What the task asks ::
Set down the data below exactly; pictures stay out.

Records shown ::
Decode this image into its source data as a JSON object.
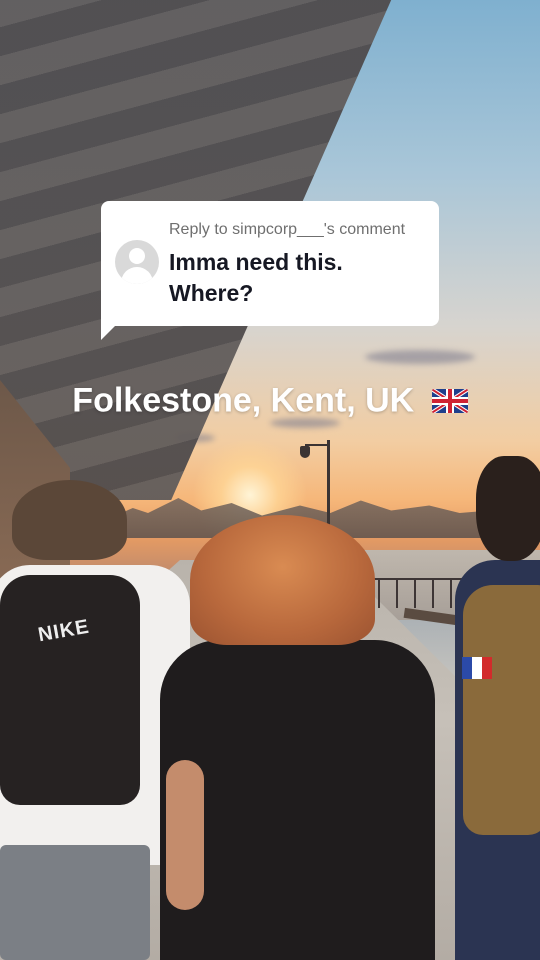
{
  "reply": {
    "to_label": "Reply to simpcorp___'s comment",
    "comment": "Imma need this. Where?",
    "avatar_icon": "default-avatar-icon"
  },
  "caption": {
    "text": "Folkestone, Kent, UK",
    "flag_icon": "uk-flag-icon"
  },
  "background_photo": {
    "shirt_logo": "NIKE"
  },
  "colors": {
    "card_bg": "#ffffff",
    "comment_text": "#161823",
    "reply_label": "#6f6f6f",
    "caption_text": "#ffffff"
  }
}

Problem solution ::
Decode this image into its source data as a JSON object.
{
  "reply": {
    "to_label": "Reply to simpcorp___'s comment",
    "comment": "Imma need this. Where?",
    "avatar_icon": "default-avatar-icon"
  },
  "caption": {
    "text": "Folkestone, Kent, UK",
    "flag_icon": "uk-flag-icon"
  },
  "background_photo": {
    "shirt_logo": "NIKE"
  },
  "colors": {
    "card_bg": "#ffffff",
    "comment_text": "#161823",
    "reply_label": "#6f6f6f",
    "caption_text": "#ffffff"
  }
}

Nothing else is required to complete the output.